Suppression of Host Humoral Immunity by Borrelia burgdorferi Varies Over the Course of Infection

dc.creatorWilliams, Meganen_US
dc.creatorZhang, Yanen_US
dc.creatorKilgore, Rebeccaen_US
dc.creatorAllen, Michael S.en_US
dc.creatorBerg, Rance E.en_US
dc.creator.orcid0000-0002-8760-8128 (Williams, Megan)
dc.creator.orcid0000-0002-2934-382X (Berg, Rance)
dc.creator.orcid0000-0001-5784-4659 (Zhang, Yan)
dc.creator.orcid0000-0003-2293-8078 (Allen, Michael S.)
dc.description.abstractLyme disease is the most common vector-borne illness in the U.S. with approximately 476,000 cases each year. Borrelia burgdorferi, the spirochetal agent of Lyme disease, utilizes a variety of strategies to evade and suppress the host immune response, which enables it to chronically persist in the host. These strategies include complement inhibition, antigenic variation, and suppression of adaptive immunity. The resulting immune response is characterized by unusually strong IgM production and a lack of long-term protective immunity. Previous studies in mice have shown that infection with B. burgdorferi also broadly suppresses host antibody responses against unrelated antigens. Here we aimed to assess how the host’s ability to produce antibodies against an unrelated antigen may change over the course of infection with B. burgdorferi and whether, if at all, the immune system returns to baseline following antibiotic treatment. Mice infected with B. burgdorferi and concomitantly immunized with recombinant SARS-CoV-2 spike protein had an abrogated antibody response to the immunization. To further define how long this humoral immune suppression lasts, mice were immunized at 2-, 4-, and 6-weeks post-infection. Suppression of host antibody production against the SARS-CoV-2 spike protein peaked at 2 weeks post-infection but continued for all timepoints measured. Antibody responses against the SARS-CoV-2 spike protein were also assessed following antibiotic treatment to determine whether this immune suppression persists or resolves following clearance of B. burgdorferi. Host antibody production against the SARS-CoV-2 spike protein returned to baseline following antibiotic treatment; however, anti-SARS-CoV-2 IgM remained high, comparable to levels found in B. burgdorferi-infected but untreated mice. Thus, our data demonstrate restored IgG responses following antibiotic treatment but persistently elevated IgM levels, indicating lingering effects of B. burgdorferi infection on the immune system following treatment.en_US

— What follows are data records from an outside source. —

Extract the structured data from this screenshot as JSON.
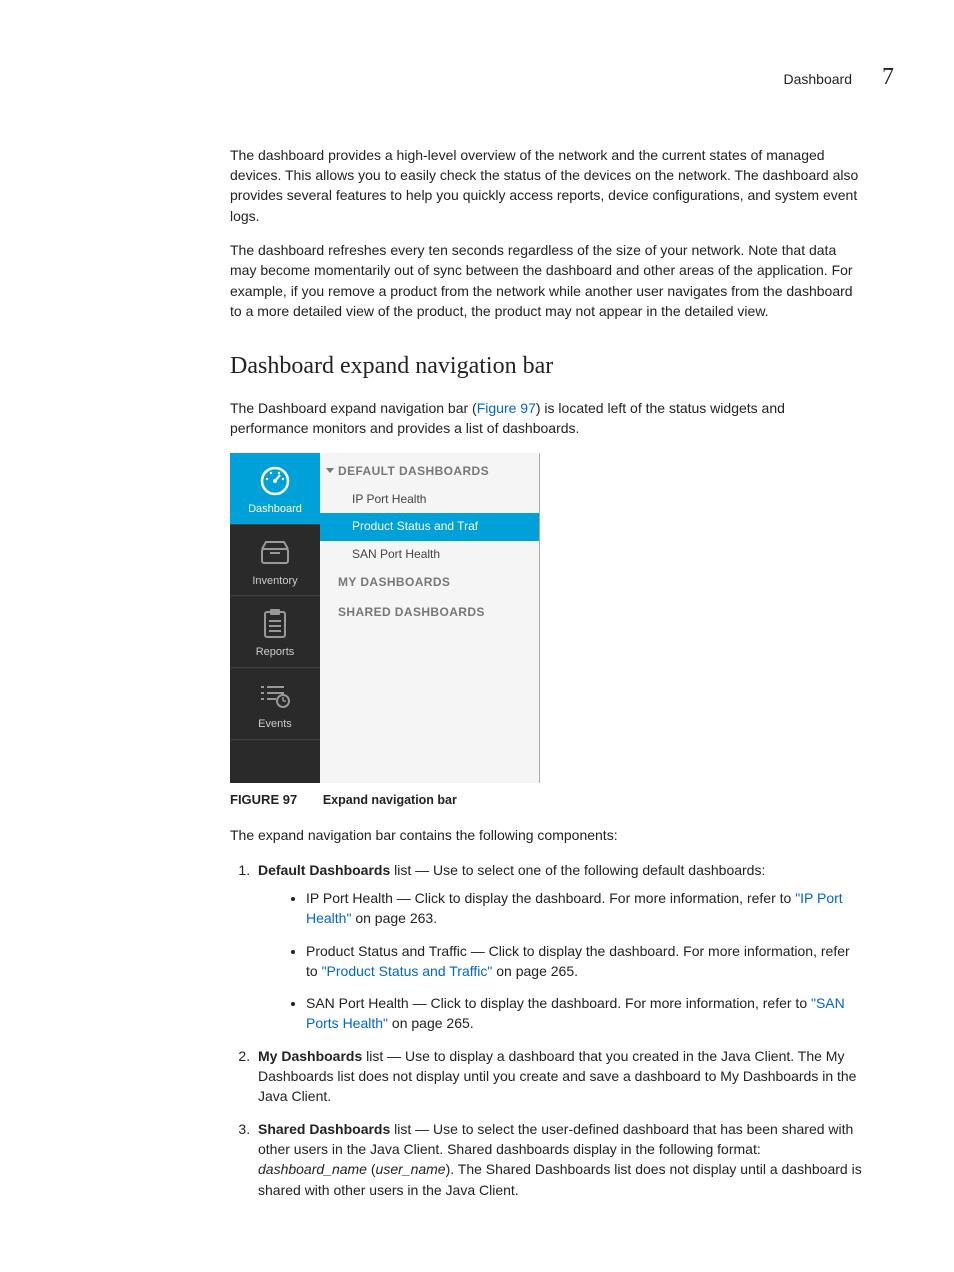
{
  "header": {
    "label": "Dashboard",
    "chapter": "7"
  },
  "intro": {
    "p1": "The dashboard provides a high-level overview of the network and the current states of managed devices. This allows you to easily check the status of the devices on the network. The dashboard also provides several features to help you quickly access reports, device configurations, and system event logs.",
    "p2": "The dashboard refreshes every ten seconds regardless of the size of your network. Note that data may become momentarily out of sync between the dashboard and other areas of the application. For example, if you remove a product from the network while another user navigates from the dashboard to a more detailed view of the product, the product may not appear in the detailed view."
  },
  "section": {
    "heading": "Dashboard expand navigation bar",
    "p1a": "The Dashboard expand navigation bar (",
    "p1link": "Figure 97",
    "p1b": ") is located left of the status widgets and performance monitors and provides a list of dashboards."
  },
  "figure": {
    "nav": {
      "dashboard": "Dashboard",
      "inventory": "Inventory",
      "reports": "Reports",
      "events": "Events"
    },
    "panel": {
      "default_header": "DEFAULT DASHBOARDS",
      "item_ip": "IP Port Health",
      "item_product": "Product Status and Traf",
      "item_san": "SAN Port Health",
      "my_header": "MY DASHBOARDS",
      "shared_header": "SHARED DASHBOARDS"
    },
    "caption_label": "FIGURE 97",
    "caption_text": "Expand navigation bar"
  },
  "comp_para": "The expand navigation bar contains the following components:",
  "list": {
    "item1": {
      "lead": "Default Dashboards",
      "rest": " list — Use to select one of the following default dashboards:",
      "b1": {
        "pre": "IP Port Health — Click to display the dashboard. For more information, refer to ",
        "link": "\"IP Port Health\"",
        "post": " on page 263."
      },
      "b2": {
        "pre": "Product Status and Traffic — Click to display the dashboard. For more information, refer to ",
        "link": "\"Product Status and Traffic\"",
        "post": " on page 265."
      },
      "b3": {
        "pre": "SAN Port Health — Click to display the dashboard. For more information, refer to ",
        "link": "\"SAN Ports Health\"",
        "post": " on page 265."
      }
    },
    "item2": {
      "lead": "My Dashboards",
      "rest": " list — Use to display a dashboard that you created in the Java Client. The My Dashboards list does not display until you create and save a dashboard to My Dashboards in the Java Client."
    },
    "item3": {
      "lead": "Shared Dashboards",
      "rest_a": " list — Use to select the user-defined dashboard that has been shared with other users in the Java Client. Shared dashboards display in the following format: ",
      "format1": "dashboard_name",
      "paren_open": " (",
      "format2": "user_name",
      "rest_b": "). The Shared Dashboards list does not display until a dashboard is shared with other users in the Java Client."
    }
  }
}
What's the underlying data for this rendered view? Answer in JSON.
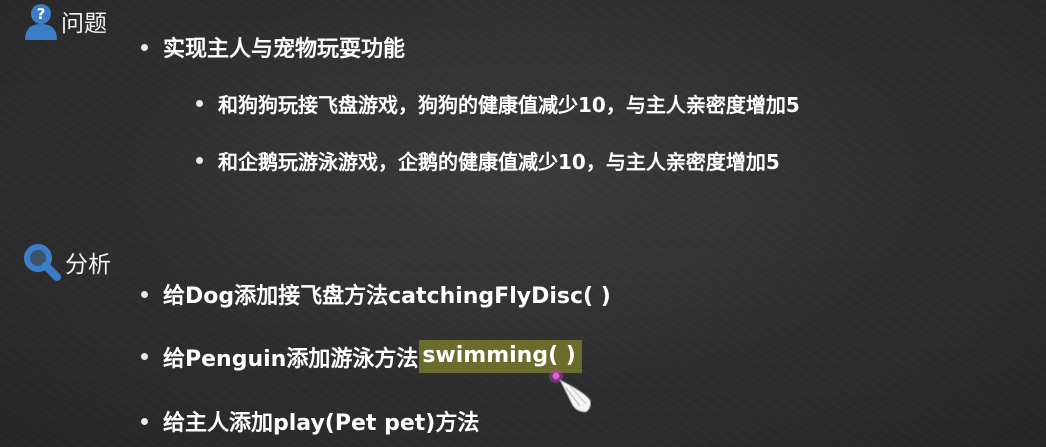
{
  "problem": {
    "heading": "问题",
    "icon": "user-question-icon",
    "main_item": "实现主人与宠物玩耍功能",
    "sub_items": [
      "和狗狗玩接飞盘游戏，狗狗的健康值减少10，与主人亲密度增加5",
      "和企鹅玩游泳游戏，企鹅的健康值减少10，与主人亲密度增加5"
    ]
  },
  "analysis": {
    "heading": "分析",
    "icon": "magnifier-icon",
    "items": [
      {
        "text": "给Dog添加接飞盘方法catchingFlyDisc( )"
      },
      {
        "prefix": "给Penguin添加游泳方法",
        "highlight": "swimming( )"
      },
      {
        "text": "给主人添加play(Pet pet)方法"
      }
    ]
  },
  "colors": {
    "background": "#2e2e2e",
    "icon_blue": "#3a7ec9",
    "highlight": "#6b6b2c",
    "cursor_dot": "#c23fbf"
  }
}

dc.description.sponsorshipState of Texasen_US
dc.titleSuppression of Host Humoral Immunity by Borrelia burgdorferi Varies Over the Course of Infectionen_US